  • Low libido and vaginal dryness. Whilst hormonal influences do play a part in low libido, other factors may also be responsible. Relationship influences, psychological or emotional issues, expectations and perceptions around what is normal sexual intimacy, as well as a woman being out of touch with her sexuality, can all contribute to a loss of interest or desire. Professional support from a sex therapist / intimacy counsellor to address communication and psychological factors, and medical assessments to rule out physiological factors, should be considered.

Medical assessment and support is a valuable part of managing menopause, and for some women treatments such as hormone replacement therapy, smoking cessation support, dietary advice, counselling and physical therapy may be appropriate.

In conjunction with medical advice, adjustments to diet and lifestyle can help the menopausal transition and support your own hormonal balance.

Here are some helpful tips to help you with managing menopause:

  • Fibre rich diet including 2 serves of fruit and five of vegetables each day.
  • Increase intake of the healthy fats found in nuts and seeds.
  • Drink at least 1-2 litres of water daily.
  • Increase exercise and keep active (10,000 steps daily).
  • Limit salt and saturated fat intake.
  • Reduce or avoid caffeine and alcohol.
  • Quit smoking.
  • Engage in stress management activity such as meditation, prayer, dance, yoga, singing, laughter, deep breathing.
  • Acupuncture treatments.
  • Discuss supplementation with your naturopath, particularly omega oils, folic acid, B complex and minerals such as magnesium, calcium and zinc.
  • Herbal remedies such as dandelion, red clover, black cohosh, evening primrose oil can be helpful in managing menopause symptoms.
  • Air conditioning and other portable personal cooling devices.

Julie FickelAuthor: Julie Fickel has a background in nursing and midwifery, and over 20 years of counselling experience.

Julie is an expert counsellor who particularly enjoys assisting female clients with a broad range of feminine issues such as sex and intimacy therapy, overcoming birth trauma, post natal depression and managing menopause.

Julie offers counselling sessions via Skype, telephone, and face-to-face at M1 Psychology Loganholme.

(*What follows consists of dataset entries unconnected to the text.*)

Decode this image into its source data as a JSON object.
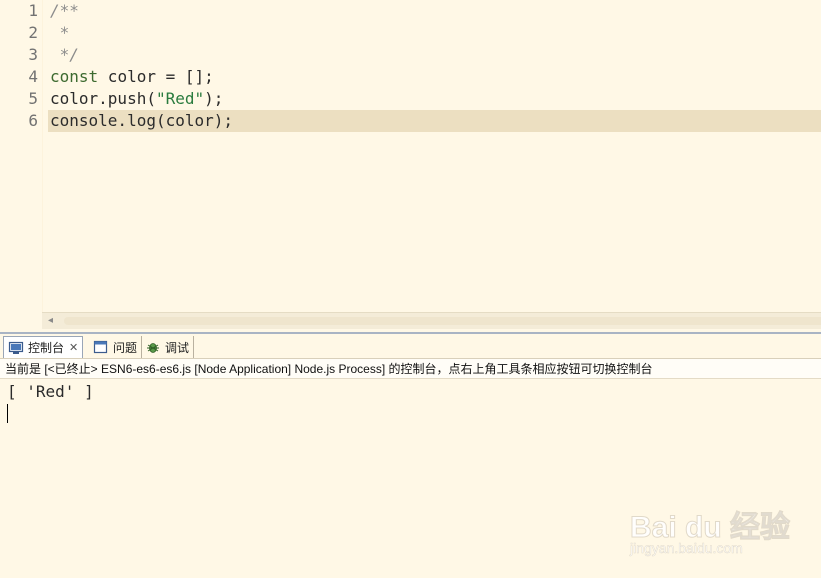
{
  "editor": {
    "line_numbers": [
      "1",
      "2",
      "3",
      "4",
      "5",
      "6"
    ],
    "lines": [
      {
        "tokens": [
          {
            "t": "/**",
            "k": "comment"
          }
        ]
      },
      {
        "tokens": [
          {
            "t": " *",
            "k": "comment"
          }
        ]
      },
      {
        "tokens": [
          {
            "t": " */",
            "k": "comment"
          }
        ]
      },
      {
        "tokens": [
          {
            "t": "const",
            "k": "kw"
          },
          {
            "t": " color = [];",
            "k": "plain"
          }
        ]
      },
      {
        "tokens": [
          {
            "t": "color.push(",
            "k": "plain"
          },
          {
            "t": "\"Red\"",
            "k": "str"
          },
          {
            "t": ");",
            "k": "plain"
          }
        ]
      },
      {
        "tokens": [
          {
            "t": "console.log(color);",
            "k": "plain"
          }
        ]
      }
    ],
    "current_line": 6,
    "scroll_left_arrow": "◂"
  },
  "console_view": {
    "tabs": [
      {
        "label": "控制台",
        "icon": "console-icon",
        "active": true,
        "close": "✕"
      },
      {
        "label": "问题",
        "icon": "problems-icon",
        "active": false
      },
      {
        "label": "调试",
        "icon": "debug-icon",
        "active": false
      }
    ],
    "description": "当前是 [<已终止> ESN6-es6-es6.js [Node Application] Node.js Process] 的控制台，点右上角工具条相应按钮可切换控制台",
    "output": "[ 'Red' ]"
  },
  "watermark": {
    "text": "Bai du 经验",
    "sub": "jingyan.baidu.com"
  },
  "colors": {
    "background": "#fff8e6",
    "current_line": "#ecdfc1",
    "keyword": "#3d6a2f",
    "string": "#2a7b3e",
    "comment": "#8c8c8c"
  }
}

To arrange an appointment, please call (07) 3067 9129 or book Julie Fickel online now.